Klucel® GFF, Klucel® MFF and Klucel® HF (Table 3) were tried as a matrix for the insert along with propylene glycol (5%w/w) as the plasticizer and the polymer that afforded a desired release profile of more than 90% at the end of 10 h, in an in vitro dissolution study was selected as the optimum formulation. Klucel® HF gave the desired release profile. The results are as depicted in fig. 1.

Figure

Figure 1: Selection of Klucel® as a matrix for the insert Klucel® GFF (●); Klucel® MFF (■); Klucel® HF (▲)

The drug release from the Klucel® matrices was found to exhibit first order kinetics. This can be exhibited by the value of R and the values for T25, T50, T75 and T90% for the drug release from the matrix as shown in Table 3

Ingredients Formulation Quantity per insert
GFF MFF HF
Acyclovir 1.00 mg, 1.00 mg 1.00 mg
Propylene glycol 0.30 mg (5% w/w) 0.30 mg (5% w/w) 0.30 mg (5% w/w)
Klucee GFF q.s. 6.00 mg - -
Klucell' MFF q.s. - 6.00 mg, -
Klucel'& HF q.s. - - 6.00 mg
Extrusion Temperature (°C) 104.0 114.0 115.8
Compression Force (Kg). 5 5 5
Observations Good Good Good
Release kinetics
R-value First -0.978 -0.9748 -0.98978
Zero 0.9753 0.9732 0.9752
Higuchi 0.9744 0.974 0.9744
Time in hours
T25 0.9 1.377 1.383
T50 1.72 2.12 2.69
T75 3.12 3.38 4.95
T90 4.97 5.04 7.9

Table 3: Optimization of grade of klucel®

The results of the evaluation of the ocular inserts of acyclovir are as depicted in Table 4. There were no changes in the quality control parameters of the insert before and after sterilization. Similarly, no change was observed in the release kinetics before and after sterilization as depicted in Table 4. The DSC studies confirm that there is no degradation of the drug as evident by the absence of any additional peaks in the DSC Thermograms. As illustrated in fig. 2 the reduction in the peak area of DSC thermogram of insert confirms the partial solubilisation of the drug in the polymer.

Parameter Results
Before Sterilization After Sterilization
Appearance White and smooth devoid of air bubbles White and smooth devoid of air bubbles
Uniformity of weight (mg) ±SD 5.97±0.17 5.892±0.21
Diameter (mm) ±SD 1.23 ± 0.0295 1.22±0.0286
Length (mm) ±SD 4.56±0.22 4.52±0.235
Content % 99.56 99.
Content uniformity ±SD 99.38±1.4 99.83±1.94
Ocular irritation test   Non irritant
Differential Scanning Calorimetric (DSC) analysis As shown in the fig. 3 As shown in the fig. 3
In vitro release More than 90% release at the end of 10 hours (fig. 4) More than 90% release at the end of 10 hours (fig. 4)
Sterility testing   Sterile
Release kinetics    
R        First -0.9898 -0.9989
          Zero 0.9752 0.9792
          Higuchi 0.9744 0.9700
Time in hours    
T25 1.383 1.03
T50 2.69 2.35
T75 4.95 4.62
T90 7.9 7.61

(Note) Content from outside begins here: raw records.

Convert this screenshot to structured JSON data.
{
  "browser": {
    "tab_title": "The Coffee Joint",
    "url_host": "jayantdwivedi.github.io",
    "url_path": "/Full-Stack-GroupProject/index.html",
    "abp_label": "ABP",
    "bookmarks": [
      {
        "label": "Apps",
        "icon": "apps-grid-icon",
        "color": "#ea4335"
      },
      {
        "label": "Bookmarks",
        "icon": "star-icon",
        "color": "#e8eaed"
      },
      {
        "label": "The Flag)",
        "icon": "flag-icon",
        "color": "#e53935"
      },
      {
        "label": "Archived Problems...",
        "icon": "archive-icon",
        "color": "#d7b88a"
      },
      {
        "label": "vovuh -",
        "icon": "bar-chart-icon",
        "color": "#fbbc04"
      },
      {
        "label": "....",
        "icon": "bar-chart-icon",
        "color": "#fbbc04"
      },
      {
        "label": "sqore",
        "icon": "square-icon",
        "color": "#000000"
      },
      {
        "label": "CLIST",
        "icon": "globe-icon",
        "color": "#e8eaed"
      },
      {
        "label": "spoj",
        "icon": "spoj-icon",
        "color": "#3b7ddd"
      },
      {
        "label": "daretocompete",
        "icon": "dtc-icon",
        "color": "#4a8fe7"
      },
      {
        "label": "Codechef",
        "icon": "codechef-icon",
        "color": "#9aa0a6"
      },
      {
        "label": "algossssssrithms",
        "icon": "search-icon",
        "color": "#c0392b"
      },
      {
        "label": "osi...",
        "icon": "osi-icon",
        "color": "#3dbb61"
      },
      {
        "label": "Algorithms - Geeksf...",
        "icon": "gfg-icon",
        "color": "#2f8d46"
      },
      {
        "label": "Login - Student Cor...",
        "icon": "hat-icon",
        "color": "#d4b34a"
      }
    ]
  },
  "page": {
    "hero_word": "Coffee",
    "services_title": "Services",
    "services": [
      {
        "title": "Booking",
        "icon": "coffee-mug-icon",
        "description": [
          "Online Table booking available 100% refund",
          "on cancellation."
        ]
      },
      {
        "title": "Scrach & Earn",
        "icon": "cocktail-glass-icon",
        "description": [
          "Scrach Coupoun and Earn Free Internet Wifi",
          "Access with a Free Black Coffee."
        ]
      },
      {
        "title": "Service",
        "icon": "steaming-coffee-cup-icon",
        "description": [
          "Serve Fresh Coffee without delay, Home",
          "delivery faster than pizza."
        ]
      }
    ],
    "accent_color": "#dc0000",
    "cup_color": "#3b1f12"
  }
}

Table 4: Evaluation of the inserts

Figure

Figure 2: DSC thermogram of sterilised and unsterilised drug, polymer and formulation. Unsterilized Insert (A); Sterilized Polymer (B); Sterilized Insert (C); Unsterilized Polymer (D); Unsterilized Drug (E); Sterilized Drug (F)

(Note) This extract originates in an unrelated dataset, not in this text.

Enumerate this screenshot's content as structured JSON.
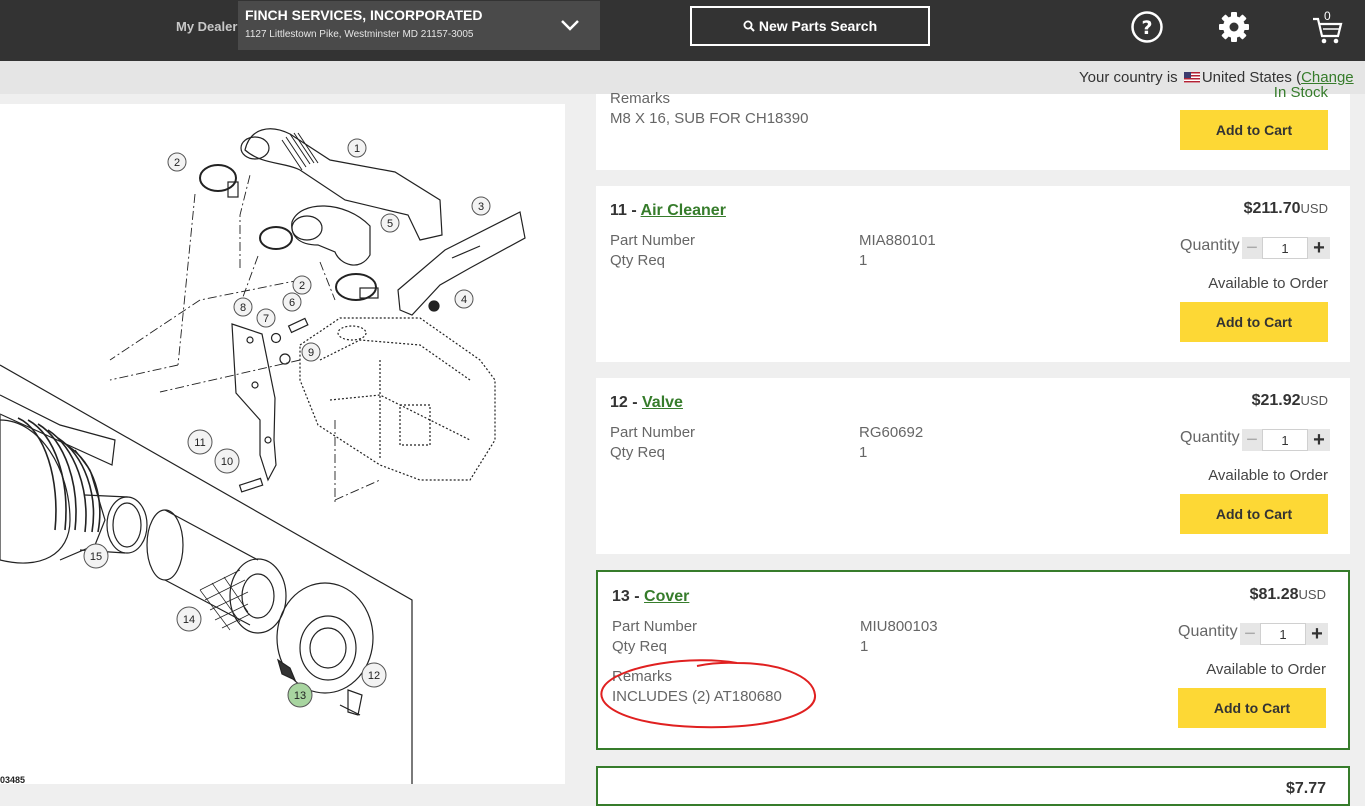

Figure

Figure 3: Comparison of release profile of ocular insert of acyclovir Comparison of release profile of ocular inserts before and after sterilization: before sterilization (●); after sterilization (■)

No irritation was observed in the rabbit eye during ocular irritation test. The overall irritation was found to be 4 out of 110 on the scale of scores for reading the severity of ocular lesions given by OECD guidelines no. 40526. It was also observed that after 12 h, the inserts completely dissolved in eye indicating biodegradable nature of the inserts.

Stability studies were carried out at ambient conditions, 30°±2°/65% RH±5%, 40°±2°/75% RH±5% for a period of 3 mo. The formulation was found to be stable, sterile and the drug content was found to be within limits.

The technique of melt extrusion was applied to the fabrication of acyclovir ocular inserts as solid polymeric rods to be placed in the cul-de-sac of the eyes. These inserts were retained in the eye for required period of time and sustained the release of the drug for 10 h. The polymer slowly released the drug via swelling and dissolved slowly in the tear fluid, thus avoiding the need to remove insert after drug administration. Further, the polymer is also non-greasy, thus potentially increasing patient acceptability.

Acknowledgements

Authors are grateful to UGC for providing junior research fellowship.

References